“A micro-internship would be a two- to six-week project where a student can gain experience tackling something an employer has on the back burner,” said Cahoon. “We’re enlisting alumni, parents and our employer partners to offer up these short-term projects as a way for students to build experience and take part in something remote, but still valuable.”
So far, she added that the response has been positive, and that the small liberal arts college has been able to rely especially on its alumni network to provide these types of opportunities. When it comes to the ease or difficulty of finding internships, Cahoon added that it varies by field.
“One of the areas that we’re having trouble with would be health care-related opportunities. Students who had internships planned in hospitals or clinics, that’s going to be really hard to emulate,” she said. “We’re trying to partner with the University of Minnesota and some physicians there to create online classes and project-based work, to get around not being able to be in a real clinical setting this summer.”
Some successes for students
For soon-to-be high school graduates in Steele County, Zak said many of the full-time manufacturing jobs she can usually place students into are temporarily unavailable. However, summer work in manufacturing looks like it will continue to be a source of seasonal employment for the teens she works with who are able to work in-person.

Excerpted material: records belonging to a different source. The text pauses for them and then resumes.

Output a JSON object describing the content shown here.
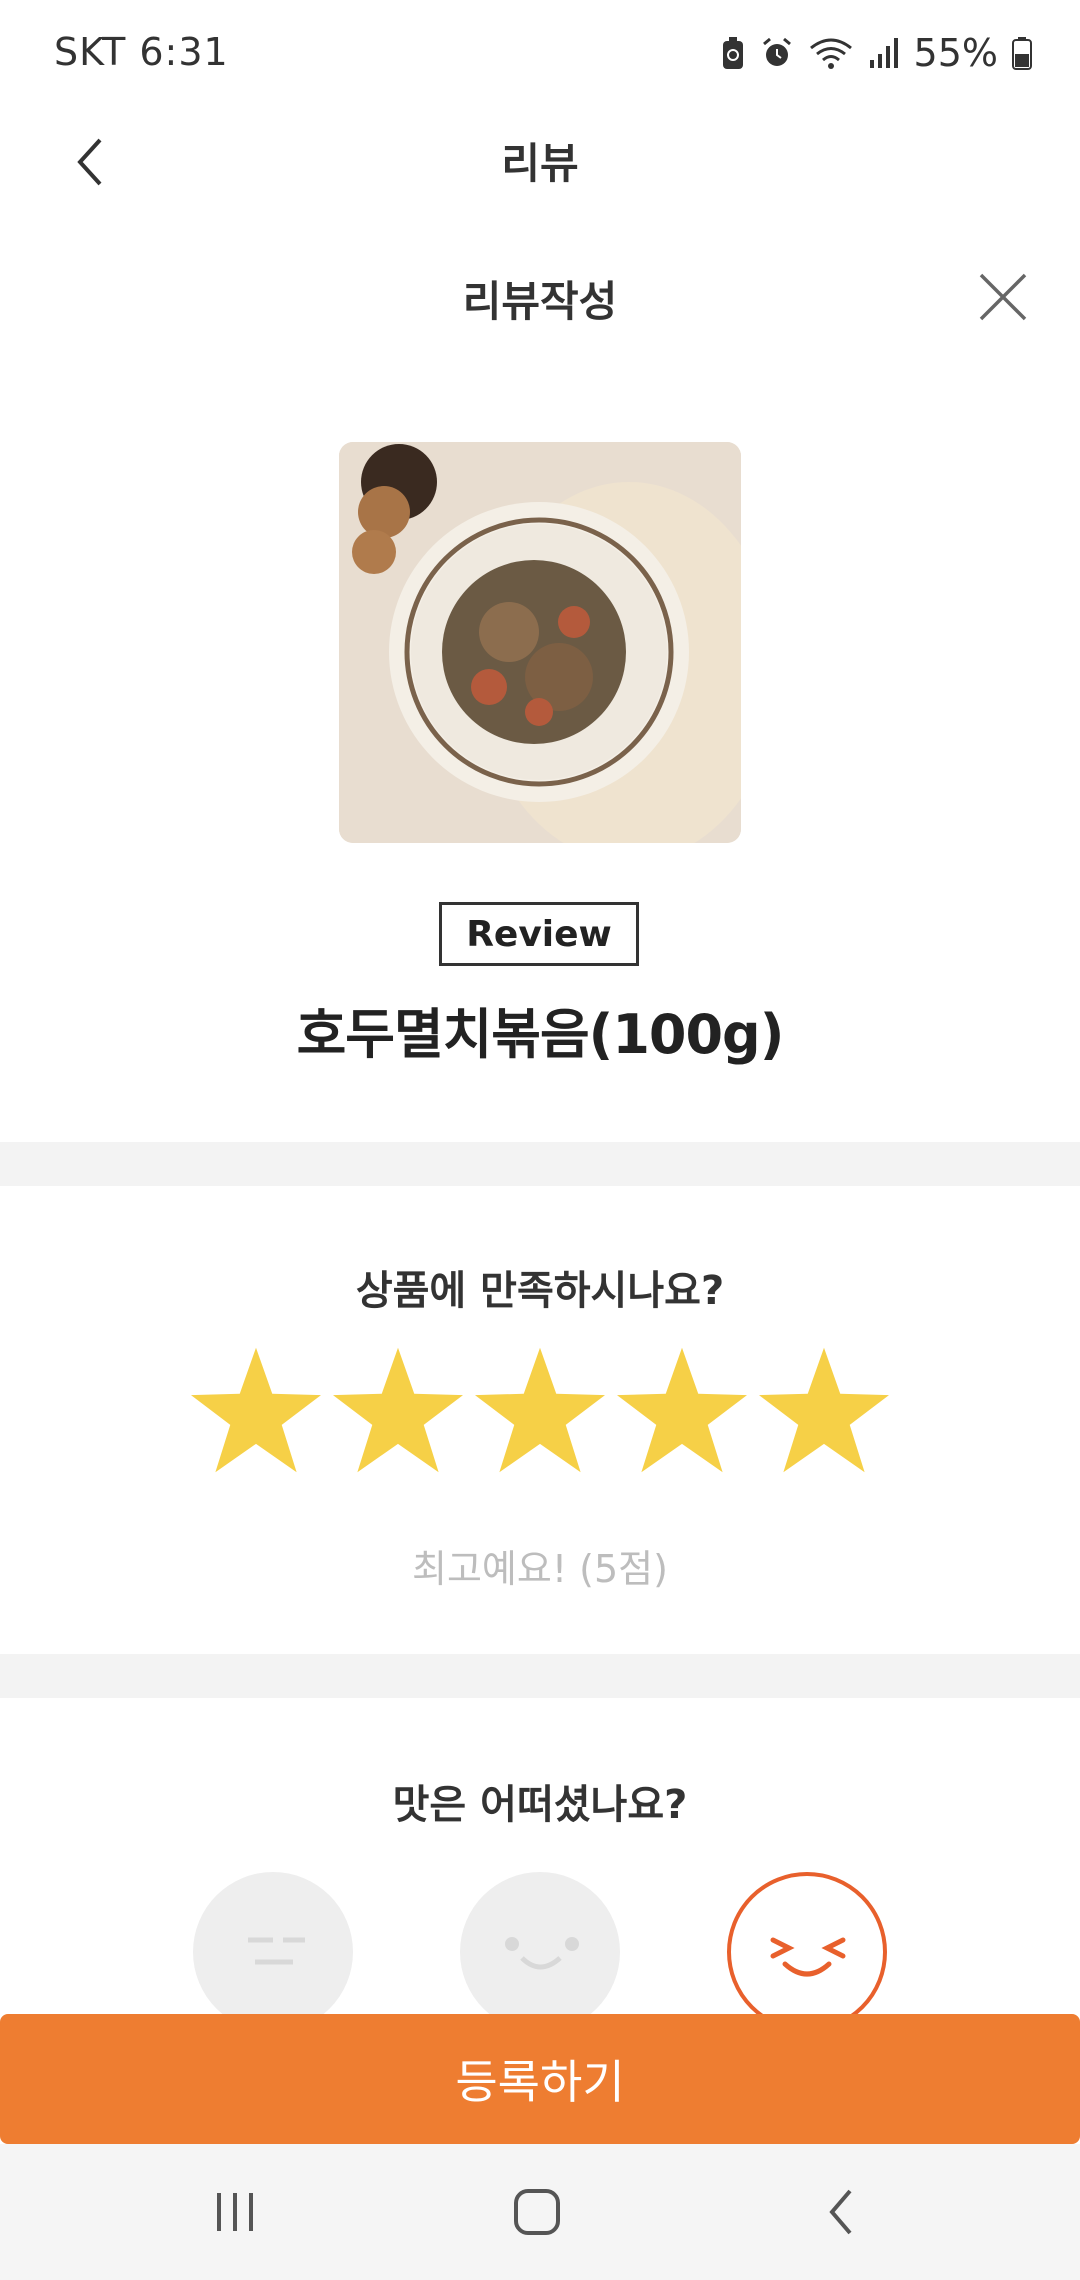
{
  "status_bar": {
    "carrier_time": "SKT 6:31",
    "battery": "55%"
  },
  "header": {
    "title": "리뷰"
  },
  "review_form": {
    "title": "리뷰작성",
    "tag": "Review",
    "product_name": "호두멸치볶음(100g)"
  },
  "rating": {
    "question": "상품에 만족하시나요?",
    "stars": 5,
    "max_stars": 5,
    "caption": "최고예요! (5점)"
  },
  "taste": {
    "question": "맛은 어떠셨나요?",
    "selected_index": 2,
    "options": [
      "neutral-face-icon",
      "smile-face-icon",
      "laughing-face-icon"
    ]
  },
  "actions": {
    "register_label": "등록하기"
  },
  "colors": {
    "accent": "#ee7d31",
    "star": "#f6d047",
    "selected_face": "#e8602c"
  }
}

“I’m also helping students get their resumes updated and get their reference list made, reaching out to any coaches and teachers they have. Then, when they do apply, they have that list ready to go,” she added. “This is an interesting time — I’ve never really had the time to do this with the students because before, it was about hurrying up and getting a job.”
Zak, who began in her role three years ago, added that she has now had the time to go back and reach out to every student that she has worked with since 2017 — attempting, like her collegiate counterparts, to build a strong alumni network and also help with any recent graduates who may now be facing unemployment.
“My main focus now is on outreach to employers, to let them know I’m still here, and reaching out to program alumni,” she said.
One of her soon-to-be alumni, Graupmann, is now focused on gearing up for a full-time job starting at Federated this summer. After an hour-and-a-half long virtual conversation, she was offered the position and plans to start in early June.